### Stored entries
========
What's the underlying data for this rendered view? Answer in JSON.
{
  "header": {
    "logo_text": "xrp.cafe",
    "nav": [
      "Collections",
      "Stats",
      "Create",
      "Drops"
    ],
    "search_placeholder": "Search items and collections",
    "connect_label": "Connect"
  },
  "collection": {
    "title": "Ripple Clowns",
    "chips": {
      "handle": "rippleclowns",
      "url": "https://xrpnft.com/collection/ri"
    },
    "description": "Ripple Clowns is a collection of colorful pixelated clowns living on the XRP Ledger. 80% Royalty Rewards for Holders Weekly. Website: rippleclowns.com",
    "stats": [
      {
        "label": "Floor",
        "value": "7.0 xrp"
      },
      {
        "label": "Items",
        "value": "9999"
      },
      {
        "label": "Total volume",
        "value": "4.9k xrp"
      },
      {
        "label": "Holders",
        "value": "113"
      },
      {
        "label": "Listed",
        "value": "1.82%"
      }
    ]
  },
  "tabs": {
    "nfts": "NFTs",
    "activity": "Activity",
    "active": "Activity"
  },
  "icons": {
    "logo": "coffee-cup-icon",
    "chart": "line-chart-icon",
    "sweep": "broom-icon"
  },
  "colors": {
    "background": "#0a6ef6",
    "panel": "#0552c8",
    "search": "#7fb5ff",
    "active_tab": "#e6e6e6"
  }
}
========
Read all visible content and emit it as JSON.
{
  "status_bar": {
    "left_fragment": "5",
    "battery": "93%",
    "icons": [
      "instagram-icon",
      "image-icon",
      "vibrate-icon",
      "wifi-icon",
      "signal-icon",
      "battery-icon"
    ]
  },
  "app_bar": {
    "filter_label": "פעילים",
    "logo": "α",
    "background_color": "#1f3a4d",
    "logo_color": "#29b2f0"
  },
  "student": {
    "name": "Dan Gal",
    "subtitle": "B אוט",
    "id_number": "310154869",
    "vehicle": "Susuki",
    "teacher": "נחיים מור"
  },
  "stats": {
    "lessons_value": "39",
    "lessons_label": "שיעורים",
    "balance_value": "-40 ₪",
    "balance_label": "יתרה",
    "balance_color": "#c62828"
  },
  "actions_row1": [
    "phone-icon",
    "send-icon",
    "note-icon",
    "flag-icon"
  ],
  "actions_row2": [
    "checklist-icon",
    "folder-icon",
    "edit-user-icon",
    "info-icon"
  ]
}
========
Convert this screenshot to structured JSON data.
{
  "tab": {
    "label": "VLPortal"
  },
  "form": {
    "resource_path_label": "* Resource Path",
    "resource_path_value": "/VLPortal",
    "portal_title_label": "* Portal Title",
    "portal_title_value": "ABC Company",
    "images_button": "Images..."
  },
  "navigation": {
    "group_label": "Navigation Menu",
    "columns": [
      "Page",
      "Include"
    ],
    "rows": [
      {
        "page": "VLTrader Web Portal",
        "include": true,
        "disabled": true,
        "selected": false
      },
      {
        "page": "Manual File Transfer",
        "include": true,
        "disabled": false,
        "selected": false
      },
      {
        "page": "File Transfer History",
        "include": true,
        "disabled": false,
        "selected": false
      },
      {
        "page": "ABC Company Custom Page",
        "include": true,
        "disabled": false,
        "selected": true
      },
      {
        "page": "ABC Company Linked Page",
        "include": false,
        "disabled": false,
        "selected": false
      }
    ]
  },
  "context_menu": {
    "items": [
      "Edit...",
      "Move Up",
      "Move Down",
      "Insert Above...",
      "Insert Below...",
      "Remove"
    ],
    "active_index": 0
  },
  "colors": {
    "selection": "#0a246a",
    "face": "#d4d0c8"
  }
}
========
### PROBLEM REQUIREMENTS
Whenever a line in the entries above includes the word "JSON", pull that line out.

### REPLY
What's the underlying data for this rendered view? Answer in JSON.
Read all visible content and emit it as JSON.
Convert this screenshot to structured JSON data.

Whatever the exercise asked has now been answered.